2019 was an exciting year for the telecommunications industry. The launch of both Wi-Fi 6 and the rollout of 5G networks has provided network users with the latest in wireless standards, defining a new era for connectivity.
But what are these two standards, and how will the industry change with their roll-out? Let’s begin by taking a look at the next-generation networks.
A new Wi-Fi standard
Wi-Fi 6 (802.11ax) refers to the next generation of Wi-Fi. The new standard improves the performance of the entire network and increases the network capacity by up to 4 times compared to its predecessor, 802.11ac (Wi-Fi 5).
The major differentiator when comparing Wi-Fi 6 with its predecessor is the OFDMA (Orthogonal Frequency Division Multiple Access) which services multiple devices with varying bandwidth needs simultaneously. In other words, OFDMA eliminates contention between devices, transmitting data in parallel.
Likewise, Wi-Fi 6 manages network traffic effectively from multiple devices via Multi-user Multiple Input/Multiple Output (MU MIMO). This feature allows 8 devices to transmit at once using a dedicated channel per device.

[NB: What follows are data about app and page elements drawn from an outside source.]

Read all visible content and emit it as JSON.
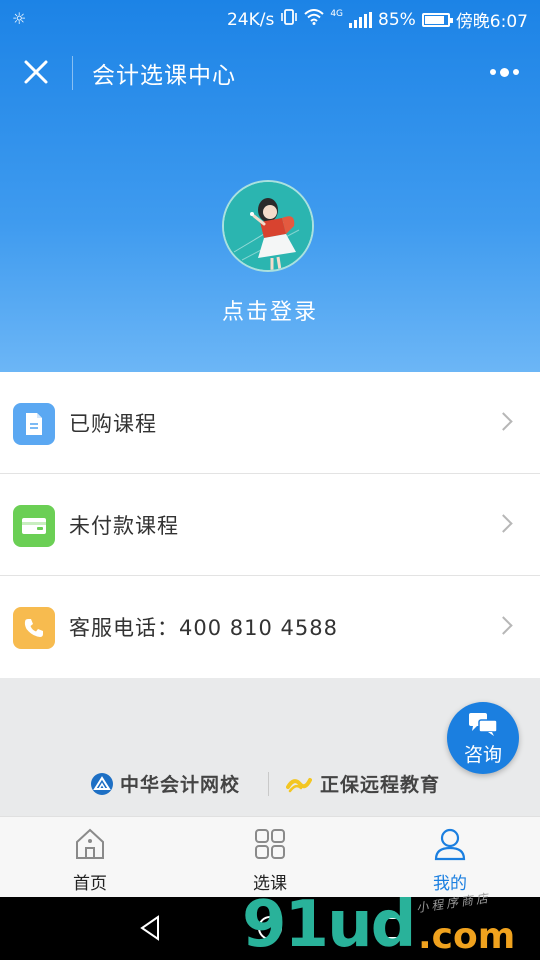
{
  "status_bar": {
    "network_speed": "24K/s",
    "network_type": "4G",
    "battery_percent": "85%",
    "battery_level": 0.85,
    "time": "傍晚6:07"
  },
  "navbar": {
    "title": "会计选课中心"
  },
  "profile": {
    "login_text": "点击登录"
  },
  "menu": {
    "items": [
      {
        "label": "已购课程",
        "icon": "document-icon",
        "icon_color": "#5ba8f2"
      },
      {
        "label": "未付款课程",
        "icon": "wallet-icon",
        "icon_color": "#6bcf55"
      },
      {
        "label": "客服电话：400 810 4588",
        "icon": "phone-icon",
        "icon_color": "#f7bb4f"
      }
    ]
  },
  "consult": {
    "label": "咨询"
  },
  "brands": {
    "brand1": "中华会计网校",
    "brand2": "正保远程教育"
  },
  "tabbar": {
    "tabs": [
      {
        "label": "首页",
        "icon": "home-icon"
      },
      {
        "label": "选课",
        "icon": "grid-icon"
      },
      {
        "label": "我的",
        "icon": "user-icon",
        "active": true
      }
    ]
  },
  "watermark": {
    "digits": "91ud",
    "domain": ".com",
    "tagline": "小程序商店"
  },
  "colors": {
    "accent": "#1b7fe0",
    "header_top": "#1c83e6",
    "header_bottom": "#6cb6f6"
  }
}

According to Cisco, Wi-Fi 6 is considered to be the most reliable access technology; offering a seamless experience to users.

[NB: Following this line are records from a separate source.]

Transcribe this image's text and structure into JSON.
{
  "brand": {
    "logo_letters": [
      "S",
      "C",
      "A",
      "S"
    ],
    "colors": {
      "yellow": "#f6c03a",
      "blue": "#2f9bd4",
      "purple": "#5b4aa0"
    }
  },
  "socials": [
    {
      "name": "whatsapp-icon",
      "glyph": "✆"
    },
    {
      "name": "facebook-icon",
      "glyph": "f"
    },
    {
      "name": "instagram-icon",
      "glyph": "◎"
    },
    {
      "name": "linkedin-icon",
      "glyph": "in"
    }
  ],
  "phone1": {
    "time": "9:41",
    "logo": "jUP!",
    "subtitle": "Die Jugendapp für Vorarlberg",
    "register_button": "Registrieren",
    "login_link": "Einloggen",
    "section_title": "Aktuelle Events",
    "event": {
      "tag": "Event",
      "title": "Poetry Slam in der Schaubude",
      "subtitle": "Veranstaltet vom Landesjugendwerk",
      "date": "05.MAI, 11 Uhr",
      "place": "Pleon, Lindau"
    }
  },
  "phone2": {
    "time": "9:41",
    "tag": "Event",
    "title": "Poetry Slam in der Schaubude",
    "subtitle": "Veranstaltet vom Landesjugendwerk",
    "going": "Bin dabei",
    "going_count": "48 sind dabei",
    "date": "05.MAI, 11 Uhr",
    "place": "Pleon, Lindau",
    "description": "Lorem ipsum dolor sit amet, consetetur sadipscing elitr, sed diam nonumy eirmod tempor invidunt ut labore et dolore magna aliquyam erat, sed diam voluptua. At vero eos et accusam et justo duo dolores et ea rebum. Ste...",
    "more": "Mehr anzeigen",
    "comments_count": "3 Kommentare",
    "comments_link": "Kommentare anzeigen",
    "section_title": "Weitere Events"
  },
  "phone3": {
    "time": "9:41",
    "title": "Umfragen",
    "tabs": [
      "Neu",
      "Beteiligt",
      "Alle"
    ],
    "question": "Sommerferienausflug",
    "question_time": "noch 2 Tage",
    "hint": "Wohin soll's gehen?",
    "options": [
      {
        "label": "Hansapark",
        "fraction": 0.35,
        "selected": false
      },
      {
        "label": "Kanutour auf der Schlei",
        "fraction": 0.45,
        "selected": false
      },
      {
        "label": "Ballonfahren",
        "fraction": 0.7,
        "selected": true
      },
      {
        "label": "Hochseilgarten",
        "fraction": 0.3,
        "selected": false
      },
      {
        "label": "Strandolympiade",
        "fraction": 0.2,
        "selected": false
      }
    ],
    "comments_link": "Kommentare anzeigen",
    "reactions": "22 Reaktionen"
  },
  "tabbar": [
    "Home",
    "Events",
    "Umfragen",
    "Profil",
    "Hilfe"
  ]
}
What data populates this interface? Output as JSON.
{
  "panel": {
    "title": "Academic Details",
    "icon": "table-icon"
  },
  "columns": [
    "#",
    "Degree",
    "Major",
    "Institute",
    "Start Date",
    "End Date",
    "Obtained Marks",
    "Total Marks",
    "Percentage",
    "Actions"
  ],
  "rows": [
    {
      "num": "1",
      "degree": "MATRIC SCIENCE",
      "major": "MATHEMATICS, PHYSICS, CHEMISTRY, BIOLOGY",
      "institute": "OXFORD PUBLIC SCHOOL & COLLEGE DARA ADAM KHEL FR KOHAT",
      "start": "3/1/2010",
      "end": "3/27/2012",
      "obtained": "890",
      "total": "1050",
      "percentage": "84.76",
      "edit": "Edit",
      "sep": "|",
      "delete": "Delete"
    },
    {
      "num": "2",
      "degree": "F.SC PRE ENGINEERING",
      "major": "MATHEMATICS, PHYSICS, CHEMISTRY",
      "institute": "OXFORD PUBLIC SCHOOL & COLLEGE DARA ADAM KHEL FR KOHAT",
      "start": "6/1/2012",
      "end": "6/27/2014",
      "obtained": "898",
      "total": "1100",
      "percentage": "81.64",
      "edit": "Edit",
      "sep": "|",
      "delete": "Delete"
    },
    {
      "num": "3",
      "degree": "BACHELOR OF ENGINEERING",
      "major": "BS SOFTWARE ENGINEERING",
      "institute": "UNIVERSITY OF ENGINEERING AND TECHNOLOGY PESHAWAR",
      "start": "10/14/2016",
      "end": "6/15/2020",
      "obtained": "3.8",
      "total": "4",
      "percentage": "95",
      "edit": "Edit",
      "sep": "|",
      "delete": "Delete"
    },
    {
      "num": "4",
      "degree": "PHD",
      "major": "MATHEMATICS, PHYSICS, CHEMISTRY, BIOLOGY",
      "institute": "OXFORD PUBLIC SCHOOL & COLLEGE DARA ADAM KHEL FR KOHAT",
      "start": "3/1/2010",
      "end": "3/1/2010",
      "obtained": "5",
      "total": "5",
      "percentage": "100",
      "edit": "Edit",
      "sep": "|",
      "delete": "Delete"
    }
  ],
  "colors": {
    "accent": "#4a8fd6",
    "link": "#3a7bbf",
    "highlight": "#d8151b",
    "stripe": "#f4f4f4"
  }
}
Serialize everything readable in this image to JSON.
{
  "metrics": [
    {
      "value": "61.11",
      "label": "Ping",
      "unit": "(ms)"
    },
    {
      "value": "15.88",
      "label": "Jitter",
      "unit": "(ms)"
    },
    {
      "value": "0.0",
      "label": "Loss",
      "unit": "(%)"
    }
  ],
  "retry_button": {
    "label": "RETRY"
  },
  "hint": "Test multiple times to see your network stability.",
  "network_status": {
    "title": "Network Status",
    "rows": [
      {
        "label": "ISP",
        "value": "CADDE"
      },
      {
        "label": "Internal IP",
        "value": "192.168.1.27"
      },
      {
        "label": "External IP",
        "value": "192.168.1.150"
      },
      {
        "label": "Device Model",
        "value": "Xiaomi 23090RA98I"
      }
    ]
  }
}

A new era for cellular networks
As Wi-Fi 6 is the latest standard for Wi-Fi, 5G is the latest standard for cellular networks replacing 4G. 5G is currently being rolled out across the globe, bringing higher speeds, levels of performance and reduced latency.
5G will be significantly faster than its predecessor 4G, bringing about much higher bandwidth and capacity to networks. For instance, the 5G high-band spectrum has the theoretical ability to reach a maximum of 10Gbps.
What will happen to Wi-Fi when 5G is available?
There has been a lot of speculation regarding the impact of 5G on Wi-Fi networks. Oculus CTO John Carmack was quoted last year stating that network 5G providers are “in the tough situation of trying to make it seem different and new, but all they have is more bandwidth.”
There is industry scepticism that 5G networks won’t live up to the performance promised. A number of other significant limitations for the 5G network are as follows:
5G is a costly venture. The cost of deploying 5G microcells is significant, especially if they have to deploy more microcells to ensure network users within a smaller area receive the connection speeds promised.
5G takes advantage of a millimetre wave spectrum, offering super-fast connection. These waves, however, do not penetrate through concrete and require more infrastructure to reach to users. As more 5G microcells are deployed, more fibre will need to be deployed to provide the backbone of the network.
Return on Investment
Return on investment is a major concern for cellular network providers. These companies only have a certain quantity of bandwidth to release. The more bandwidth released, the higher the cost.
There is no incentive for a provider to release more bandwidth than they have to; retaining bandwidth for profit maximisation. The downside is that if not enough bandwidth is released, network performance suffers, becoming congested with users and devices.
As Oculus CTO John Cormack conveyed in September, industry members are sceptical of 5G in meeting the demands that growing content markets like VR require. While we wait for 5G to deploy, the content requiring the service will begin to catch-up to the infrastructure.
Fixed networks, on the other hand, are currently able to meet the needs of this growing content creation. VostroNet, for example, deploys a dedicated 10 Gbps fibre connection to each site it deploys to, providing the fastest speeds available in the market. Capacity can also be upgraded in the future to meet growing content demands.
What’s the industry outlook?
Despite the technological advancements that 5G is set to bring, the technology faces significant limitations.
That is not to say both Wi-Fi 6 and cellular networks can’t work complimentary of one another. 5G will be good for larger areas but not for an enterprise application. 5G, however, will see network improvements to cellular devices with faster speeds, as well as a decrease in network outages market-wide.
Wi-Fi 6, on the other hand, comes with significant improvements to performance, and the ability to provide uncontended bandwidth to a higher number of devices.
What’s the verdict? If you’re a developer looking for the latest solution for your building or public spaces, look for a future-proof fibre network. Residents and guests will receive speeds that not only cater to content today but can be upgraded to meet the demands of the future.
VostroNet deploys a 10Gbps fibre connection to each of their sites. For where wireless is in use, our network utilises only Wi-Fi 5 and above.
Find out more about VostroNet’s network offering today.